Imagined and self-curated by students, No Tutorial brings together projects by 41 seniors, drawing distinct parallels between seemingly divergent bodies of work. Exhibition visitors can browse works by a series of categories covering themes, materials, and descriptions, or they can take a deep dive into each individual artist’s work. Taking advantage of this digital format, the exhibition imagines a new way of presenting art online where presentation is not limited by immovable gallery walls.
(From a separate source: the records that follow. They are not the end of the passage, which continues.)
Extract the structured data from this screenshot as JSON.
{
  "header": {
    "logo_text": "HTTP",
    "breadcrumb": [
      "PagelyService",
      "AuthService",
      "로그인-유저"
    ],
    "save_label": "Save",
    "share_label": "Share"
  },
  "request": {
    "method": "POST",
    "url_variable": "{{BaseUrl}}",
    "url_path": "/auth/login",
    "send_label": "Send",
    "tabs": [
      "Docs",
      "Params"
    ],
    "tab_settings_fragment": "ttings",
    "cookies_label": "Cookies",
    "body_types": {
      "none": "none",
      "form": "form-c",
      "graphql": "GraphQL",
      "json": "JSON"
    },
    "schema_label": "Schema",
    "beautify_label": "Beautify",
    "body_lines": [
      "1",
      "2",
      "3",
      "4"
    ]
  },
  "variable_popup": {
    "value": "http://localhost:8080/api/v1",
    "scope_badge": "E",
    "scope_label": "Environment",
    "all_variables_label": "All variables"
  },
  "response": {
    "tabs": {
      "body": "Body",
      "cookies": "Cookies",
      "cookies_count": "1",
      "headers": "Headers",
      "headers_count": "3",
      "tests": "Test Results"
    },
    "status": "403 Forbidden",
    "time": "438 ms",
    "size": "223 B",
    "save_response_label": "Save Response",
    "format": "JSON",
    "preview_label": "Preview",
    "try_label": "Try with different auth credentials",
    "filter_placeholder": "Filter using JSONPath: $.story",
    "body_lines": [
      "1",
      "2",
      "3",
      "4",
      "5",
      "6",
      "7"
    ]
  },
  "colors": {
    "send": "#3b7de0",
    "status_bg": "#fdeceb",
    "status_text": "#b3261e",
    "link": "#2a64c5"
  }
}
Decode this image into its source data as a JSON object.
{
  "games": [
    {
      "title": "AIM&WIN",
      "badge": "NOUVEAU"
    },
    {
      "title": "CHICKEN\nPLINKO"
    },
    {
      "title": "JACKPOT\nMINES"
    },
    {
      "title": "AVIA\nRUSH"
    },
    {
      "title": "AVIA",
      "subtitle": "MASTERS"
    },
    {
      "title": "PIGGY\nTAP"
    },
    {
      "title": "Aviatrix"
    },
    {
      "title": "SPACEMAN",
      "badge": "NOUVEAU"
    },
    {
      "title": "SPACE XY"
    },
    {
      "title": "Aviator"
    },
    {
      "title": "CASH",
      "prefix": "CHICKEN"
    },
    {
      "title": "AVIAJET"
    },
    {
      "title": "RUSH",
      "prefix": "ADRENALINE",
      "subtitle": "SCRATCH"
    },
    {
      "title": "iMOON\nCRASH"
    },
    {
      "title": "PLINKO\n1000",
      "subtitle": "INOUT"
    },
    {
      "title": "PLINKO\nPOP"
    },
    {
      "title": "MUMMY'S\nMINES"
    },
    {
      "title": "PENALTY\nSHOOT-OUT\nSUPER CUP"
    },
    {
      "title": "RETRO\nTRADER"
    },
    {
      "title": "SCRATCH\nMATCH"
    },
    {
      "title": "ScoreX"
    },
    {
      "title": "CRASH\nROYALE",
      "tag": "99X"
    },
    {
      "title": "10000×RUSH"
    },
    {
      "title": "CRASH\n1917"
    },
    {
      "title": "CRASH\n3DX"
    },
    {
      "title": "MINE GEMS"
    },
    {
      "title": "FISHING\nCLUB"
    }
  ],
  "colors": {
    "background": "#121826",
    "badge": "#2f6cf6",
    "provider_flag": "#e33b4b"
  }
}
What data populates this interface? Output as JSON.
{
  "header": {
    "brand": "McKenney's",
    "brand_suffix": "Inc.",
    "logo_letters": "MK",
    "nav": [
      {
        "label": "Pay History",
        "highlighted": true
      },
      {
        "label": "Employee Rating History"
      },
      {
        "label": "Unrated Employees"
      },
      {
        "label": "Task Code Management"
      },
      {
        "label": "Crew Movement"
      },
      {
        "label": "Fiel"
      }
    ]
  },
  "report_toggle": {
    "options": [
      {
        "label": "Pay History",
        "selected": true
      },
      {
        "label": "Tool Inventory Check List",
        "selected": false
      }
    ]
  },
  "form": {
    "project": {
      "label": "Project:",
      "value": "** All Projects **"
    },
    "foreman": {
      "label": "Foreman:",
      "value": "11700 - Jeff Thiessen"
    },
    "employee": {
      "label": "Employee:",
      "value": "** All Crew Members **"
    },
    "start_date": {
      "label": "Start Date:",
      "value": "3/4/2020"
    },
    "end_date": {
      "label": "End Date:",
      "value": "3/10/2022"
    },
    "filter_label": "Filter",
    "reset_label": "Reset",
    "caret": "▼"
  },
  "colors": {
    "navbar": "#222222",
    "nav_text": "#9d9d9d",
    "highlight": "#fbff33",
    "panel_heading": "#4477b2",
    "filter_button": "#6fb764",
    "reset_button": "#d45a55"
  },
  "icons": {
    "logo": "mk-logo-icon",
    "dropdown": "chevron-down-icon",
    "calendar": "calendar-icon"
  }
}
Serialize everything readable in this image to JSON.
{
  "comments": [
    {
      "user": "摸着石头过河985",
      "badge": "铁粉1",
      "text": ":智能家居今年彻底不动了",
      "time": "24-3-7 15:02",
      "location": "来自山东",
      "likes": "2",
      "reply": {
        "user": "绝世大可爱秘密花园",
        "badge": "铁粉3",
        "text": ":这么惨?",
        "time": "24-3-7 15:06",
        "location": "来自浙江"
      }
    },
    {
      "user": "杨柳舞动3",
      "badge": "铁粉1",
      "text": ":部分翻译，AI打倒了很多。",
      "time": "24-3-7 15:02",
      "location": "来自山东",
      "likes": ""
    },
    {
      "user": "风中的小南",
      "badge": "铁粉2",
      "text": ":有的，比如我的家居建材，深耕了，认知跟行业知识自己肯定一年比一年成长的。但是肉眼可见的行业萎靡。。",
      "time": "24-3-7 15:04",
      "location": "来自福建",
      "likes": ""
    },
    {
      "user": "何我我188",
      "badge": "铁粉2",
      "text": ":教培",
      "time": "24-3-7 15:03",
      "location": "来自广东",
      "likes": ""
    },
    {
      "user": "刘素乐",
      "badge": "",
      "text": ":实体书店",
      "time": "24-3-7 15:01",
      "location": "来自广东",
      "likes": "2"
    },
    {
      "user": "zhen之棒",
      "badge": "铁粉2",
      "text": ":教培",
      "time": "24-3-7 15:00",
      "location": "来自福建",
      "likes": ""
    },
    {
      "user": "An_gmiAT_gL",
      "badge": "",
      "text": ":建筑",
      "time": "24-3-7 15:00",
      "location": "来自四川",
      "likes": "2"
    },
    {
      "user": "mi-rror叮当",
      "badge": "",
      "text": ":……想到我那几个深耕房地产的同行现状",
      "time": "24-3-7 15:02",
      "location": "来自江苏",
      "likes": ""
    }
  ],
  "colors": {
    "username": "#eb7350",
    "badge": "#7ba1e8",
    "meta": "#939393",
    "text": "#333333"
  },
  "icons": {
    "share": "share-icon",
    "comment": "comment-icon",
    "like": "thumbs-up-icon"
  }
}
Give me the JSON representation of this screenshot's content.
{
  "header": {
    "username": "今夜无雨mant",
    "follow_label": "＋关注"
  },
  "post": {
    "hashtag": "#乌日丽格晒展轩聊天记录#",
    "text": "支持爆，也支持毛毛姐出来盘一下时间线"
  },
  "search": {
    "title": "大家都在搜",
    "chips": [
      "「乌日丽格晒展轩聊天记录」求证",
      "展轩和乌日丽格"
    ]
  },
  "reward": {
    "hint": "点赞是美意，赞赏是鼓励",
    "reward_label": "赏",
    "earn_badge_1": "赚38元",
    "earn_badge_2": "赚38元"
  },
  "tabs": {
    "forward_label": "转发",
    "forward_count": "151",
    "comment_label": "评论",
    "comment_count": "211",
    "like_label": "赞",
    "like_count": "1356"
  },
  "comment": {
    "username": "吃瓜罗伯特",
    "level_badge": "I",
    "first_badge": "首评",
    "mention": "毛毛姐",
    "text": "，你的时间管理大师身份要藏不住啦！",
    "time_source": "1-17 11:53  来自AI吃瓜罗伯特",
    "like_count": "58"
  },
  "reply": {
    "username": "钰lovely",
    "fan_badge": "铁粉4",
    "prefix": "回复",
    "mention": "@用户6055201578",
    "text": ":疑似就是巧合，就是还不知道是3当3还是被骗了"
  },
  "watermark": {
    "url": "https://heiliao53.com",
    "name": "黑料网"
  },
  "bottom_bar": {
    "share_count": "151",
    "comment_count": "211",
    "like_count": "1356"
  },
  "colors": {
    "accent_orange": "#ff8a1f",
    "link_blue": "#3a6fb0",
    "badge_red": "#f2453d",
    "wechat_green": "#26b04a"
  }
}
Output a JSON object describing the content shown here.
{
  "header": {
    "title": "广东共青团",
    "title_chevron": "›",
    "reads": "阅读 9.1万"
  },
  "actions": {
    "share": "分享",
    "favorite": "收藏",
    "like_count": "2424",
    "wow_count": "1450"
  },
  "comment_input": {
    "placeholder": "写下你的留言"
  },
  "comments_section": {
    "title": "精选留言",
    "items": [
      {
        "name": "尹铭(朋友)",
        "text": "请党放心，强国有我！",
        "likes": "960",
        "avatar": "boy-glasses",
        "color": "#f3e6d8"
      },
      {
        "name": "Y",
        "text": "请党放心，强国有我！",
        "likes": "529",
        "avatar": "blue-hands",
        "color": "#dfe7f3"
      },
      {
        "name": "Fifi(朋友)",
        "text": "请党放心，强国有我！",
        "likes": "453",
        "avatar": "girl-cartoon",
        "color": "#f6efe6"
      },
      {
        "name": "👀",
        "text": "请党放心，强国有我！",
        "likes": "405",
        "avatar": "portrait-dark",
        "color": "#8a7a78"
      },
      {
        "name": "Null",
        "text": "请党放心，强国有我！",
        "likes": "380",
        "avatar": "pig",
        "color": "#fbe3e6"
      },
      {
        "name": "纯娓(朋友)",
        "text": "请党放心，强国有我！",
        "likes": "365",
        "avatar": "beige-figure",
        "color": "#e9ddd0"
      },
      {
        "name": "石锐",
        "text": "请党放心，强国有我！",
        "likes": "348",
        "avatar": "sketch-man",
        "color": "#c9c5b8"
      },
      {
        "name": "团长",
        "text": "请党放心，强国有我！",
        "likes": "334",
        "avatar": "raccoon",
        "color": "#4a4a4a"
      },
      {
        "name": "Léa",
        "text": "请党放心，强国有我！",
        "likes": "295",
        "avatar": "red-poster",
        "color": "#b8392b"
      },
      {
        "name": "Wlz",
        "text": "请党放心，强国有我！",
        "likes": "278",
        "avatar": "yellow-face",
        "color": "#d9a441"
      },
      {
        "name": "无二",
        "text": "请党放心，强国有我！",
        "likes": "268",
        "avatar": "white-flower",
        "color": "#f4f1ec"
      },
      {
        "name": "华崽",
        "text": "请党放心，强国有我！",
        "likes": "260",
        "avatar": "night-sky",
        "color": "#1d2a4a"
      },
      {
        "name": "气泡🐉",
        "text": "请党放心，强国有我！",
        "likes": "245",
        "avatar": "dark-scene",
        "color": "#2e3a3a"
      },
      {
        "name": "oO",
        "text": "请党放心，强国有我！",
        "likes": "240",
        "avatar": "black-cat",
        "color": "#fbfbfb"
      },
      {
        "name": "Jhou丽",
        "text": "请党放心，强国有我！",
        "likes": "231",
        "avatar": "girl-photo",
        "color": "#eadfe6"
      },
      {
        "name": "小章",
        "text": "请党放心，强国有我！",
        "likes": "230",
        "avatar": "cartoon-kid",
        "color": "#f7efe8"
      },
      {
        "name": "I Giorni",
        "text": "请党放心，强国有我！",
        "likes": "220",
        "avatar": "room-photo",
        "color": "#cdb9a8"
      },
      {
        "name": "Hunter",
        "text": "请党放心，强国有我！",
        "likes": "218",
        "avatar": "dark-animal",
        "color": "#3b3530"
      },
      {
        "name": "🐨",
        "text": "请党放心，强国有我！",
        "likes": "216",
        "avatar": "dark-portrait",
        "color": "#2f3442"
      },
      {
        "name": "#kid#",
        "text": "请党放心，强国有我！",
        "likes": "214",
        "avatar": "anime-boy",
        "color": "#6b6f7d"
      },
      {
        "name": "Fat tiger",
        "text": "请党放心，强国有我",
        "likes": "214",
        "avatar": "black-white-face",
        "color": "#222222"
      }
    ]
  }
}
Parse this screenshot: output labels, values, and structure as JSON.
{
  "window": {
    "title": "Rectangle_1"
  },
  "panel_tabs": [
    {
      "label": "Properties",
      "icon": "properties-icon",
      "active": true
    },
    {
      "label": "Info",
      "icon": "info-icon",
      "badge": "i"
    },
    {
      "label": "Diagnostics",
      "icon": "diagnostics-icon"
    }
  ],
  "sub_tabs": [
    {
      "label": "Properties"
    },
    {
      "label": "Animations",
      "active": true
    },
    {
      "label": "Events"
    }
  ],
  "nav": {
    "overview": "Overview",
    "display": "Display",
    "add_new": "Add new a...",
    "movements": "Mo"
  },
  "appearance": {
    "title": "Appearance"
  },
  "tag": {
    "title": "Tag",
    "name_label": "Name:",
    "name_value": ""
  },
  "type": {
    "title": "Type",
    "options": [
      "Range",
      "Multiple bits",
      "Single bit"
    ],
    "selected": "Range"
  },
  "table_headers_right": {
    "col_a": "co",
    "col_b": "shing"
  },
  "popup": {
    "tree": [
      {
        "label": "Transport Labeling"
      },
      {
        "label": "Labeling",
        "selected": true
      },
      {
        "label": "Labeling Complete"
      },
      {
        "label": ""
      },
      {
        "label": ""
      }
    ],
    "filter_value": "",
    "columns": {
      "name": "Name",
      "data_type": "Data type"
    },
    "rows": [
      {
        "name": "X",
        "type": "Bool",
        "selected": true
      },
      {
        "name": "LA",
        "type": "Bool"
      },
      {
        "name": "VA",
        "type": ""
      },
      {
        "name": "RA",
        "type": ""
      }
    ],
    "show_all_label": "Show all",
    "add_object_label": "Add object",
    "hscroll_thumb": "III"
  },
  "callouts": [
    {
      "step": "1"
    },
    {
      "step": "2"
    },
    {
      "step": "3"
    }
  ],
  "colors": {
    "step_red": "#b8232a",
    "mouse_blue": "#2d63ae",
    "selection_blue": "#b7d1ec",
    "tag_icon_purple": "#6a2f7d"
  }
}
No Tutorial is a testament to the talent, energy, humor, and originality of CMU School of Art’s graduating class at an incommensurable moment in our history.
To view the exhibition, visit notutorial.art.
An SFMOMA exhibition raises questions about what it means when museum board members have ties to politicians who support border wall policies.
The exhibition at the Jewish Museum delves into “degenerate” art and art made under duress as part of a thought-provoking yet diffuse exhibition.
In Philadelphia, a series of solo shows delves into the interdisciplinary practices of graduates whose work explores identity, familial bonds, political constructs, and nature’s fragility.
Despite his work’s apparent abstraction, Sheroanawe Hakihiiwe insists that “I don’t invent anything, everything I do is my jungle and what is there.”
David Uzochukwu, Kennedi Carter, and Kiki Xue are among the 35 artists whose work will be displayed online and at the festival in Milan, Italy.
On November 14, join Columbia University School of the Arts for virtual information sessions with the program chair, faculty, and staff.
No Vacancy, curated by Jody Graf, will be on view from October 26 through November 8 at the school’s Kellen Gallery in New York City.
To do so before they have returned the Maqdala treasures and the Benin Bronzes and the Easter Island statues and the Maori heads, before a coherent set of precepts for decolonization has been articulated, would affirm the wrong principle.
“Everybody in Mesopotamia, as far as I understand it, believed in ghosts,” said Irving Finkel, a curator of the British Museum’s Middle Eastern department.